Despite Socialist attempts to aid the peasants, the people did not want a Socialist government. At mass meetings the workmen carried pictures of the king and queen and images of the cross. The government, on the other hand, took advantage of the rioting to send troops and police to quell all disturbances.
Gerlando Laurentano was finally forced to flee from Sicily at night because the authorities had discovered that he was a Socialist organizer. During his flight he encountered Mauro Mortara. The old veteran was ashamed that the grandson of a Garibaldist leader would be involved in Socialist troubles. Shot when troops opened fire on a crowd, the dying Mortara wondered what was wrong in Italy, since even in his old age the peace and freedom for which he and his generation had fought were not secure. The young people seemed to have made just as great a turmoil in his native land as had his own revolutionary generation.
Although primarily a historical novel, THE OLD AND THE YOUNG also presents Luigi Pirandello’s philosophical dialectic of life versus form in its various aspects: self versus mask, what one desires to be versus what one becomes, nature versus society, past ideals versus present realities, and feelings versus reason. For, according to Pirandello, life is flux, flow, becoming, but in order for life to exist—to “be”—it must enter some form. Form, however, stifles life. Thus, the Pirandello paradox: Life in order to “exist” must become form; once it becomes form, it ceases to be life.
There are various ways of escaping this dilemma. One way to escape the imprisonment of form is death, for death causes one to return to the eternal flow of life. In this novel, many individuals seek death through suicide to overcome the tragic realization that comes with the awareness of the dilemma of “life in form.” This dilemma is presented historically and socially as the disappointment that occurred after the heroic ideals of the Risorgimento had become formalized and corrupted by the necessities of political form and expediency.
Another method of escape is abstracting oneself from life. This type of escape into pure form or pure abstraction necessitates the character’s separation from any involvement in life and feeling. This is the choice of Don Cosmo who lives a life of pure reason in philosophy.
His brother, Don Ippolito, escapes the dilemma of life by retreating into conscious illusion; he lives in the past, in his archeological studies of the site upon which his palace rests. He converts his estate into a replica of the Bourbon past and lives a life of conscious madness. Other characters in the novel (Dianella and Mortara) escape the dilemma of life through unconscious madness.
The novel not only presents the dualism of life and form thematically, but structurally as well. Book 1 deals with the past, with Sicily, with the hopes of the Risorgimento, with life as possibility.

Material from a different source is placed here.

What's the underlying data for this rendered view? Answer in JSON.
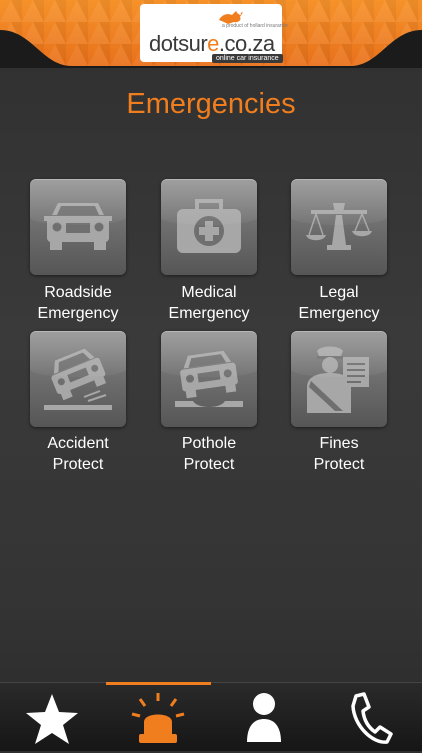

Book 2 presents Rome, the corruption of the heroes following the formalization of their heroic ideals, and the subsequent destruction of all hope, the escape from reality.
Thus the setting of the novel, the depiction of a historical moment in Italian history, is interwoven with the basic Pirandellian theme of the conflict of life and form and the multiple ways in which individuals cope with the awareness of this conflict.